- WORK ITEM
If a line in the entries below includes "Welcome", pick it out and copy it.

- DATASET

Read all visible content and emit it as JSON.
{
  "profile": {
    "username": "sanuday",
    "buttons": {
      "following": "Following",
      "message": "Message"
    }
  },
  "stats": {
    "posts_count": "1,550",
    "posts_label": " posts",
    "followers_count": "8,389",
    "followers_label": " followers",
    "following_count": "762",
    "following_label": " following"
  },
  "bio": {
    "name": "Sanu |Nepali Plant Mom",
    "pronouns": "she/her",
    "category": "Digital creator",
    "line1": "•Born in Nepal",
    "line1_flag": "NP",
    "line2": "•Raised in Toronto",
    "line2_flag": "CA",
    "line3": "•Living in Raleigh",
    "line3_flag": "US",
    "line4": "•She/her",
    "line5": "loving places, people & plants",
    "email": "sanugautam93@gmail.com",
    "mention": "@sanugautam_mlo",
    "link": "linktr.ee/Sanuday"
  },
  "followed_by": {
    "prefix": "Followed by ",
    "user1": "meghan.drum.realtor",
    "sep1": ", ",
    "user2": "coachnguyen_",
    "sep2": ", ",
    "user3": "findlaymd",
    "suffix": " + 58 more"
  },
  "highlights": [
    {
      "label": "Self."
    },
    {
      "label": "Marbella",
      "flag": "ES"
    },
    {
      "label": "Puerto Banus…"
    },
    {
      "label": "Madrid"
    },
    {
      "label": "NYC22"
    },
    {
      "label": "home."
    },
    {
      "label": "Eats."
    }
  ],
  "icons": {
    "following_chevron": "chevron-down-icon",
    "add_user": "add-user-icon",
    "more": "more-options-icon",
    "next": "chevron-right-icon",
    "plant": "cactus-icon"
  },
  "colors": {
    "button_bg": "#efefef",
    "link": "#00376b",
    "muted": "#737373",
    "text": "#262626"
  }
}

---

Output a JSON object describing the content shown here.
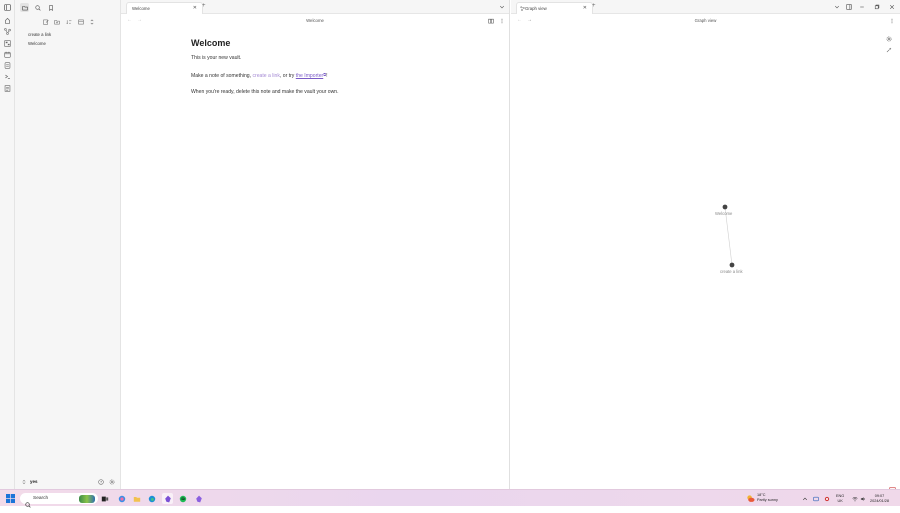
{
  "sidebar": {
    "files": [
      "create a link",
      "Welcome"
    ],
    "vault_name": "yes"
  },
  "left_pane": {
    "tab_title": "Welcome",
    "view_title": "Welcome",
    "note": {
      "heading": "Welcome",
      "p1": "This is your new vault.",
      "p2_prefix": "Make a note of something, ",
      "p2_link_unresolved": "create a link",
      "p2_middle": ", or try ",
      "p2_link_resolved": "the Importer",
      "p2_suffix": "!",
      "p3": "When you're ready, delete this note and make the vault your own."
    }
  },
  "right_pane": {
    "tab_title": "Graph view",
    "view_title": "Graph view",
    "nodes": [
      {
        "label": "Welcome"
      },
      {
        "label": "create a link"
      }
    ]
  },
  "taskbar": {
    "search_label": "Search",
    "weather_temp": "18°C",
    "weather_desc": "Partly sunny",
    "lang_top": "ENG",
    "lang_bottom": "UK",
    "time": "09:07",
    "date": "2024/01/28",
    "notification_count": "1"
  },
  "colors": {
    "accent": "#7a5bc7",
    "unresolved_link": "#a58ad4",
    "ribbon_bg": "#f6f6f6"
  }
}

- WRITTEN SOLUTION
      "Welcome"
    "tab_title": "Welcome",
    "view_title": "Welcome",
      "heading": "Welcome",
        "label": "Welcome"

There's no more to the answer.